- _PROBLEM DESCRIPTION_
In the entries that follow, how many lines hold the string "preventiva"? Give only that number.

- _ENTRIES SUPPLIED_
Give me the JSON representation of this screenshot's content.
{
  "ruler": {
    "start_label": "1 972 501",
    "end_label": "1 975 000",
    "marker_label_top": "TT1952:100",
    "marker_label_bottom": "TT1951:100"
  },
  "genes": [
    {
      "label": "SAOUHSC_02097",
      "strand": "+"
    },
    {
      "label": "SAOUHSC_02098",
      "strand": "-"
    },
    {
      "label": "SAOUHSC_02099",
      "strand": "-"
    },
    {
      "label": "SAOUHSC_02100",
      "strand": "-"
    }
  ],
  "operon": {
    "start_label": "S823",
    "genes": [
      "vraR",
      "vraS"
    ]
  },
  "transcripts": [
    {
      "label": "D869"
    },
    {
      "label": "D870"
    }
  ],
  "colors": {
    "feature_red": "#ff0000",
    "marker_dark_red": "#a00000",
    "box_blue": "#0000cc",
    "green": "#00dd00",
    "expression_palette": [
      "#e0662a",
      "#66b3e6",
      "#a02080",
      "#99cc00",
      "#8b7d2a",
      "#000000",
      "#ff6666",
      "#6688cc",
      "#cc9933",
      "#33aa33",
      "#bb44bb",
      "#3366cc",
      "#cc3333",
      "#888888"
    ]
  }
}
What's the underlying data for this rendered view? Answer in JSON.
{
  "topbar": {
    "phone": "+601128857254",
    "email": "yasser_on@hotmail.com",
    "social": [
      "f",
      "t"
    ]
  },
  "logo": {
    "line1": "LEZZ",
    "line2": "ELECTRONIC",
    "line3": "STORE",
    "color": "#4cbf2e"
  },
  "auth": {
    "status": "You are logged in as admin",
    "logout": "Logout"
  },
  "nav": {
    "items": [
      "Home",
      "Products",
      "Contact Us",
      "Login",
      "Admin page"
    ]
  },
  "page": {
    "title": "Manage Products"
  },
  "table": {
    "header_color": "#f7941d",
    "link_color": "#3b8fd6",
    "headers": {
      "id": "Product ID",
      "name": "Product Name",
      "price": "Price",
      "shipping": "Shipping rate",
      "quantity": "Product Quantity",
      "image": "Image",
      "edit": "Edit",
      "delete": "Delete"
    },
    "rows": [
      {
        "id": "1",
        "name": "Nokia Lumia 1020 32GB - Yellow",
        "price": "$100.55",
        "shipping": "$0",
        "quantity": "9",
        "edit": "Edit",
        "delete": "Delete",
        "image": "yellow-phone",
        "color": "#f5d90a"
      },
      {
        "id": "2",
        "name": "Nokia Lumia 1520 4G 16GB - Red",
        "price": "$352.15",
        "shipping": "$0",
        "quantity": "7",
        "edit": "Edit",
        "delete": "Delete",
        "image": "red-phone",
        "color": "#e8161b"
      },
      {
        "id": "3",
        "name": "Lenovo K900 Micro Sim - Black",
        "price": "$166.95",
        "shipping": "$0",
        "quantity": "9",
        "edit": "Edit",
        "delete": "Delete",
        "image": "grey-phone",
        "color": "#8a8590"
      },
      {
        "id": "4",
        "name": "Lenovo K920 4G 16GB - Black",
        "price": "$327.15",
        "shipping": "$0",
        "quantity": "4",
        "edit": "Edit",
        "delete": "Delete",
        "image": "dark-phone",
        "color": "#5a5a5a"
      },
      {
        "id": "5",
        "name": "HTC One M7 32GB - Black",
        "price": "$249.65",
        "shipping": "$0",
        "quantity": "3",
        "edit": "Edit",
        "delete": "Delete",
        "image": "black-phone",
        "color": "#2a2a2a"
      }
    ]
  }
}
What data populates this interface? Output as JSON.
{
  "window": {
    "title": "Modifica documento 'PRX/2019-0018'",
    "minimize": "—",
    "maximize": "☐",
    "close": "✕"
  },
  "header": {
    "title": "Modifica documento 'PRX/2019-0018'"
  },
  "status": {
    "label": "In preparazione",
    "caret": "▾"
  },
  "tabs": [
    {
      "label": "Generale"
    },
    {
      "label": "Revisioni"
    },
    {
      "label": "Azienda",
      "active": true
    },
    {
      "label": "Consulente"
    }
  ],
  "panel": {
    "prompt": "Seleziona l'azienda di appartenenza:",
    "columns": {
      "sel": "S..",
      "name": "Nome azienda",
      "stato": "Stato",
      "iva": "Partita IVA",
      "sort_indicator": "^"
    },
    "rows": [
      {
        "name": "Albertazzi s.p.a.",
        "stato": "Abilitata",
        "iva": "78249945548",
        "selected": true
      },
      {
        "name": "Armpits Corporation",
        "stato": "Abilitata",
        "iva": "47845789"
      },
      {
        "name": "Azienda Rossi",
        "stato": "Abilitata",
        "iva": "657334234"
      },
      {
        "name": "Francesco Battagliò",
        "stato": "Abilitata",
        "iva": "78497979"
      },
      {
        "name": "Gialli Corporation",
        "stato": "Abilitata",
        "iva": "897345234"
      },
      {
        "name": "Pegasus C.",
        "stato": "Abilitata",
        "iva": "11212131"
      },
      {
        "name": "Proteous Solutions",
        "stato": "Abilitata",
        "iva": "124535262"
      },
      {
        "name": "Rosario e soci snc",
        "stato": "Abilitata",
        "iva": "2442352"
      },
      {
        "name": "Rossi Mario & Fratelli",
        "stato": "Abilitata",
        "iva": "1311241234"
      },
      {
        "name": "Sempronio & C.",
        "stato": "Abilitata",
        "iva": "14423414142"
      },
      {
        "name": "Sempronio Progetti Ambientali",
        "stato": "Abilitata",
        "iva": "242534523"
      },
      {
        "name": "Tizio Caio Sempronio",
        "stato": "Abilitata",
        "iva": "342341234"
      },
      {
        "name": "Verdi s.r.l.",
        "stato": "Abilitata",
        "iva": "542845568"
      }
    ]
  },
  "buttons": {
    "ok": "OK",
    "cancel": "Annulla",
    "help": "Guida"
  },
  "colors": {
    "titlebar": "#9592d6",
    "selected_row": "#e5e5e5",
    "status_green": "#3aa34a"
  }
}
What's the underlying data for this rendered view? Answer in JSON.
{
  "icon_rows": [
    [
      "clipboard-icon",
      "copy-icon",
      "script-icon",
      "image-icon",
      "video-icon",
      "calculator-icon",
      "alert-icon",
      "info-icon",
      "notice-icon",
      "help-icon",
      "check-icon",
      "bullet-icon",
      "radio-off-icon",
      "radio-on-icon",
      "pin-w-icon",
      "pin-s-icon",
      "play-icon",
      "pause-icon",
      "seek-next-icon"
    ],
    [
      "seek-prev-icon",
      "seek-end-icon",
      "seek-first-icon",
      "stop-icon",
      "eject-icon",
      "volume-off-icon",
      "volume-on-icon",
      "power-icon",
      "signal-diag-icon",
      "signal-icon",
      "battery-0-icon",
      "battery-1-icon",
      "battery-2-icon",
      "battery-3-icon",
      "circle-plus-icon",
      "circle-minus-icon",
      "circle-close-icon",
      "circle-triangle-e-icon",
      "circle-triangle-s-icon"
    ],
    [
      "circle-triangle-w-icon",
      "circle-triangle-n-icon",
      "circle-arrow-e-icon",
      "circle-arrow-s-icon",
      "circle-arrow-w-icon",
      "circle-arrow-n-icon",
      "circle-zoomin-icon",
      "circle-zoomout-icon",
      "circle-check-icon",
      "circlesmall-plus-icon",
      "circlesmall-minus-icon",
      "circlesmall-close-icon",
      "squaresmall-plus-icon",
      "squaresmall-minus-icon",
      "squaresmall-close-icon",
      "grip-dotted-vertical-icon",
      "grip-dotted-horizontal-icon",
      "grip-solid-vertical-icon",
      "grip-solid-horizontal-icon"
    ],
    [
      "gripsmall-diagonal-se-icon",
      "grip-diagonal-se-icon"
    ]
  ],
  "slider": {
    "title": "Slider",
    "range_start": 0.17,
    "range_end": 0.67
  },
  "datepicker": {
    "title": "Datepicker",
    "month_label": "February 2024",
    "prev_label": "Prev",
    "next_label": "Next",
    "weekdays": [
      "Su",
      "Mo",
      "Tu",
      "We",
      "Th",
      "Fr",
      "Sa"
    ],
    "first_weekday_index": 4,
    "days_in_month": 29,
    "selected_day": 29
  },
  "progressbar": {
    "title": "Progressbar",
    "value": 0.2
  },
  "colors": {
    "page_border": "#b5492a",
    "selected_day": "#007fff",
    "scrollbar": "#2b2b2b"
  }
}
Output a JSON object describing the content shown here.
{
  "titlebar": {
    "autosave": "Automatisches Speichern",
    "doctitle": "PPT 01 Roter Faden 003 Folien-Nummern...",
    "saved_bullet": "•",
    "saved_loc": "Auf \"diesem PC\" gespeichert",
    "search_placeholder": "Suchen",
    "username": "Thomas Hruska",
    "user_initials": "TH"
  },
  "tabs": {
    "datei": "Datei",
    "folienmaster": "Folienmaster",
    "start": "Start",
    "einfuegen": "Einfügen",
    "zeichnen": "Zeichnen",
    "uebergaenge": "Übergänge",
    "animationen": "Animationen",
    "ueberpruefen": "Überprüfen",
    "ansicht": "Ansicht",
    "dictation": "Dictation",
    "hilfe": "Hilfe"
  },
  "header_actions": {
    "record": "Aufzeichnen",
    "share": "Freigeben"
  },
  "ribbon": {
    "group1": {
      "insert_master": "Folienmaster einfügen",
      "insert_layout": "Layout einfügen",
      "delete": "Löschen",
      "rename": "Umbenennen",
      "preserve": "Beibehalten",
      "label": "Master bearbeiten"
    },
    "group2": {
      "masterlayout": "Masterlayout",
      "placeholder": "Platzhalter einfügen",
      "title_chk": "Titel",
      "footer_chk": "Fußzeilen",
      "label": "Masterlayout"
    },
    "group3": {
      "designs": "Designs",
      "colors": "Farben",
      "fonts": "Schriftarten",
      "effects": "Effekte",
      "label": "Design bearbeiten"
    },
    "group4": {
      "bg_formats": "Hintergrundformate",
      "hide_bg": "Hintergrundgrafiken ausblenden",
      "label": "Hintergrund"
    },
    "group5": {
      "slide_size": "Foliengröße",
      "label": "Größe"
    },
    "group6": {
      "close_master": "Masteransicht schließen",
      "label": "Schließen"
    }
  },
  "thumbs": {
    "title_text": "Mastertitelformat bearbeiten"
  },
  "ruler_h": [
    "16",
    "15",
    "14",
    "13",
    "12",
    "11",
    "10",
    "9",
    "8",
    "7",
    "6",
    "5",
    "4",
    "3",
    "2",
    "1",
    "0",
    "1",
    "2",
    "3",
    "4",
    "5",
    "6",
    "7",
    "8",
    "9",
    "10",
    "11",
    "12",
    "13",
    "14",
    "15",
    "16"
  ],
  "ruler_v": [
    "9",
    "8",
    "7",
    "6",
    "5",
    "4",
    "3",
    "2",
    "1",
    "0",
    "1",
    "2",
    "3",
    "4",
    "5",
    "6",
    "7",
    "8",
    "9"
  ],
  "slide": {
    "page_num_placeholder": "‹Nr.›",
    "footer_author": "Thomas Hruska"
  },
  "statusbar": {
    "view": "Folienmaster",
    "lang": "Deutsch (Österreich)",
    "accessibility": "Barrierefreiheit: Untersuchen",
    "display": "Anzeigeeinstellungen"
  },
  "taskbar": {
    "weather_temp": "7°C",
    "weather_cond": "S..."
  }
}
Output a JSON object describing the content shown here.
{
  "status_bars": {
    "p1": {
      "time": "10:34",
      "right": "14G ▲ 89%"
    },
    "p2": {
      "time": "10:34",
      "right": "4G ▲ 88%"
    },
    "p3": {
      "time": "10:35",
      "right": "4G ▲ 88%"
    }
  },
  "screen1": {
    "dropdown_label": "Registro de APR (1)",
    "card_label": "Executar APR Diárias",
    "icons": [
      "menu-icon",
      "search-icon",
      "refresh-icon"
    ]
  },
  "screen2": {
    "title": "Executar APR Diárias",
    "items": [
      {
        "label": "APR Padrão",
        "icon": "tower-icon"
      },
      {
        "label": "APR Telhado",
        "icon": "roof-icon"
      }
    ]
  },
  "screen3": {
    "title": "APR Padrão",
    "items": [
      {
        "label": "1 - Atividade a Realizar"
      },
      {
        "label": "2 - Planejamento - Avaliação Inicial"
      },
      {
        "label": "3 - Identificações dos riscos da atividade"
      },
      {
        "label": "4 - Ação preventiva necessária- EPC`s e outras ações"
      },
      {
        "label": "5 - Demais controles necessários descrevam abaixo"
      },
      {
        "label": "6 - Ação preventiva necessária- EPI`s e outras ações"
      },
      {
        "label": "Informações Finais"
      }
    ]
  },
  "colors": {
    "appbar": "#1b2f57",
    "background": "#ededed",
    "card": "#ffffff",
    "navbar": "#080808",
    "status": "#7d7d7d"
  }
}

- _EXERCISE ANSWER_
2